*** AVAILABLE DATA ***
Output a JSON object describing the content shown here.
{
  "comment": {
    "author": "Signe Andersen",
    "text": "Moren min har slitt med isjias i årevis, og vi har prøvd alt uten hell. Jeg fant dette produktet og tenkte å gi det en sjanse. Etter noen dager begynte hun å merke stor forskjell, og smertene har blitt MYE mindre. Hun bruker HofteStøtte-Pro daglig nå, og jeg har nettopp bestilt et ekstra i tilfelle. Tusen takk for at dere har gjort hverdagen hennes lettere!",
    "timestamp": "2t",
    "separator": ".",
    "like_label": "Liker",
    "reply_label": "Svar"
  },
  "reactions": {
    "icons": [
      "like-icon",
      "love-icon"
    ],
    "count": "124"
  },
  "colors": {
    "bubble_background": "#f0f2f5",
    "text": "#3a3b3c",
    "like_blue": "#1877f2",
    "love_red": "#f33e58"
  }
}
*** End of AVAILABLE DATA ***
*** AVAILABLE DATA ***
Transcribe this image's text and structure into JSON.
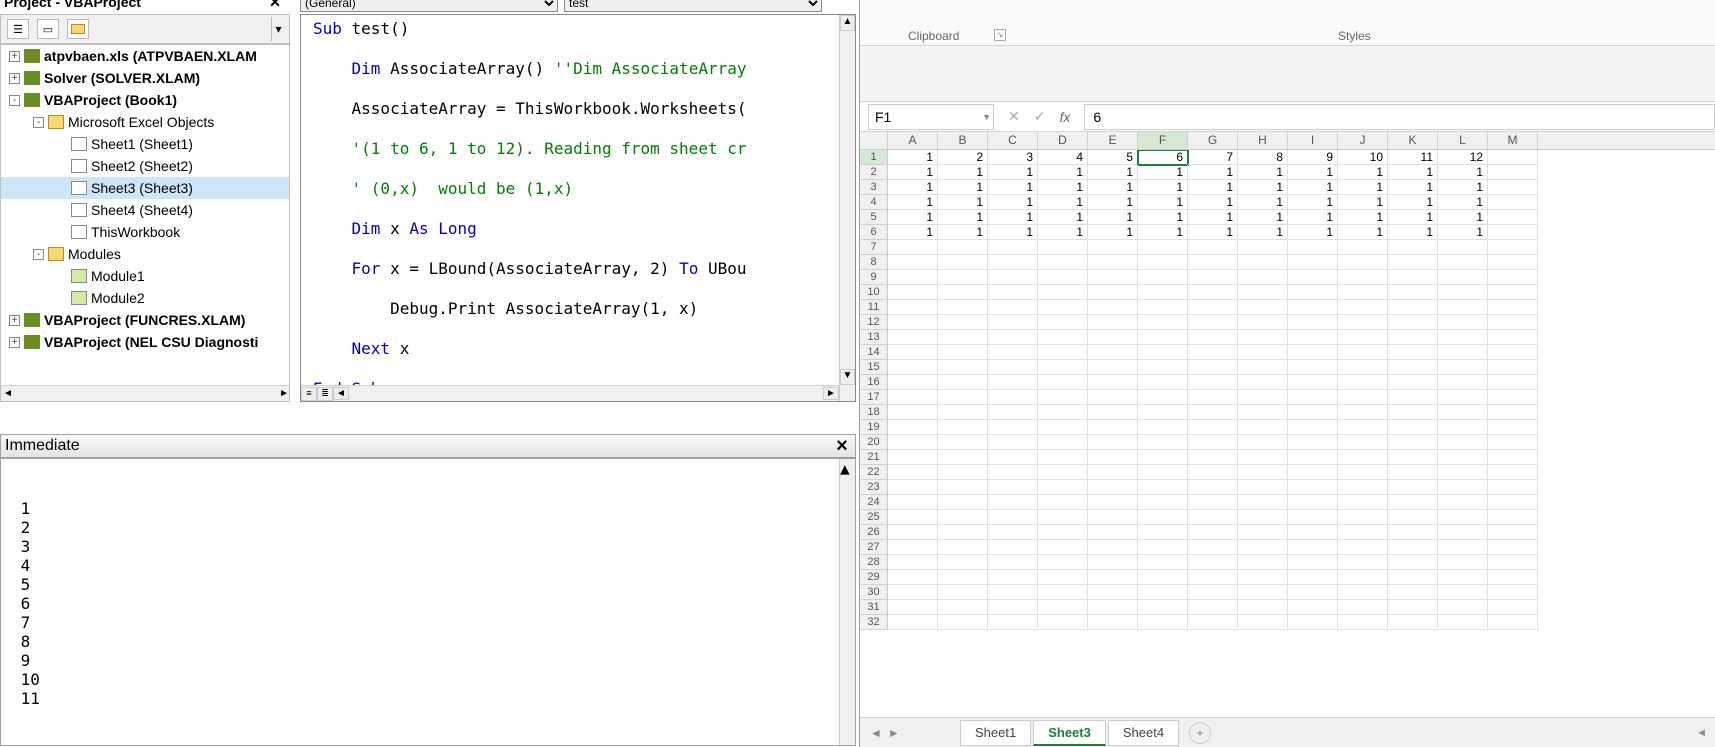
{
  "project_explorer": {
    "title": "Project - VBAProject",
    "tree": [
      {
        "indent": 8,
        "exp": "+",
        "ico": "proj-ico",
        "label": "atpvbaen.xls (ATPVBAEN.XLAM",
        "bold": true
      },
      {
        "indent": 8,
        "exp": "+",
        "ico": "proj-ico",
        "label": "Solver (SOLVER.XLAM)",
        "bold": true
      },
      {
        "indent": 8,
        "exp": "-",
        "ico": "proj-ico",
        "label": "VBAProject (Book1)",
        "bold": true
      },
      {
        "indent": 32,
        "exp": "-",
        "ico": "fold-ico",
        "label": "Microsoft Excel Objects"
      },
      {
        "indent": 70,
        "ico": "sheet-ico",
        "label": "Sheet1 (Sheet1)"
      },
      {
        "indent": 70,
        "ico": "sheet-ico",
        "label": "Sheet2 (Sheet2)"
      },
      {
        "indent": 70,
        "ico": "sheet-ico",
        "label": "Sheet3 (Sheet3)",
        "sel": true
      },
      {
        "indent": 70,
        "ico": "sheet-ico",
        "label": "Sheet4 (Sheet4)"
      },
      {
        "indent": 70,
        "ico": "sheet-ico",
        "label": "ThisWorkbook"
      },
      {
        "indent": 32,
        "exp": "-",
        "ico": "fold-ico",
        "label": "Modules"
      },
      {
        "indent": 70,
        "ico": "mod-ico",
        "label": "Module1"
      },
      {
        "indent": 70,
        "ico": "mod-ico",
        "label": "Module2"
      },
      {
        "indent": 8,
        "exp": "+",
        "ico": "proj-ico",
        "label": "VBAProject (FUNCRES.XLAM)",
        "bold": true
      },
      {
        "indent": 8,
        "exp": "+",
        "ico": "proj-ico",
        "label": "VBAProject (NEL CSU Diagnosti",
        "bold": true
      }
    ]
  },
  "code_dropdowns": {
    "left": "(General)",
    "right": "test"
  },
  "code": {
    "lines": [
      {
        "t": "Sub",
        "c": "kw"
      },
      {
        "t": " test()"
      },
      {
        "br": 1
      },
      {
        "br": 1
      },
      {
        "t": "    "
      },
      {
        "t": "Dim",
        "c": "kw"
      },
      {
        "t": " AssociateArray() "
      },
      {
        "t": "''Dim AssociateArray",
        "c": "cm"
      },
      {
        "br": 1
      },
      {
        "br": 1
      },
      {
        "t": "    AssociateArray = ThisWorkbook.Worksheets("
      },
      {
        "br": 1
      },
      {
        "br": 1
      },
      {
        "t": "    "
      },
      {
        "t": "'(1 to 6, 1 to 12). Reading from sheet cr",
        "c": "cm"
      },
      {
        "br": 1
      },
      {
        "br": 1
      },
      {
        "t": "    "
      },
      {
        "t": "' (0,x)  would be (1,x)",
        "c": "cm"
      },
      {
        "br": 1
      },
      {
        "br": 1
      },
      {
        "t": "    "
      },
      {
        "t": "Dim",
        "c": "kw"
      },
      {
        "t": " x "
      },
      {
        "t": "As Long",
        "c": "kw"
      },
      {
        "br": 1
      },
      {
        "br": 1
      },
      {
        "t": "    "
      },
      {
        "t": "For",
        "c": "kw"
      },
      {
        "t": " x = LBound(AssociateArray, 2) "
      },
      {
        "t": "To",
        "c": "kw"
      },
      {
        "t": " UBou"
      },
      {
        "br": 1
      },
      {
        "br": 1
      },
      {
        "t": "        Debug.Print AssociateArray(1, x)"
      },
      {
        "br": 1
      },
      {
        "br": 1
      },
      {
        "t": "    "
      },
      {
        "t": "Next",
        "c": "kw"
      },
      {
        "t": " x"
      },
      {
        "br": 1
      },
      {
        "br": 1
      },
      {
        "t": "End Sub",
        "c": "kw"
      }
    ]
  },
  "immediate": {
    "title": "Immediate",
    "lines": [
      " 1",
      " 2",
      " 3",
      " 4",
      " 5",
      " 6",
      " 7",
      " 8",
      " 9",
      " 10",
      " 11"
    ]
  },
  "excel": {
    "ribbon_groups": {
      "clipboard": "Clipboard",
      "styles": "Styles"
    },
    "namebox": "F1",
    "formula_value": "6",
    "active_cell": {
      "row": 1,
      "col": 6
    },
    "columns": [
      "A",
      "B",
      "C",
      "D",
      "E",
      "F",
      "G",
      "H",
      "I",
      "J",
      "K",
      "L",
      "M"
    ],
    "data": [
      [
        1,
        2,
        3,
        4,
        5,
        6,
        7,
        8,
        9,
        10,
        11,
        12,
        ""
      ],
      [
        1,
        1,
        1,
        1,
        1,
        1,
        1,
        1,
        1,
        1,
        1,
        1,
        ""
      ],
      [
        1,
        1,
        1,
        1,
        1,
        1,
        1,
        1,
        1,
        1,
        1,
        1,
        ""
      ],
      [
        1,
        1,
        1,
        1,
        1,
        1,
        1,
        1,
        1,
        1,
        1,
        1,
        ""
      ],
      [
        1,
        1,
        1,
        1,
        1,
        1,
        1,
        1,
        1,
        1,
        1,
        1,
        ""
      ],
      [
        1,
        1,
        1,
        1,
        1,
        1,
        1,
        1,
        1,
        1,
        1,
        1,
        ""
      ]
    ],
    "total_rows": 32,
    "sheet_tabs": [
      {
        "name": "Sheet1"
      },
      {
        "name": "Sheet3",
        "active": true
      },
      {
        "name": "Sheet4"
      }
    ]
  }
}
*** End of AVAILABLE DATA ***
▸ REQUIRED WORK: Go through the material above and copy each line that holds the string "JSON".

▸ SOLUTION:
Output a JSON object describing the content shown here.
Transcribe this image's text and structure into JSON.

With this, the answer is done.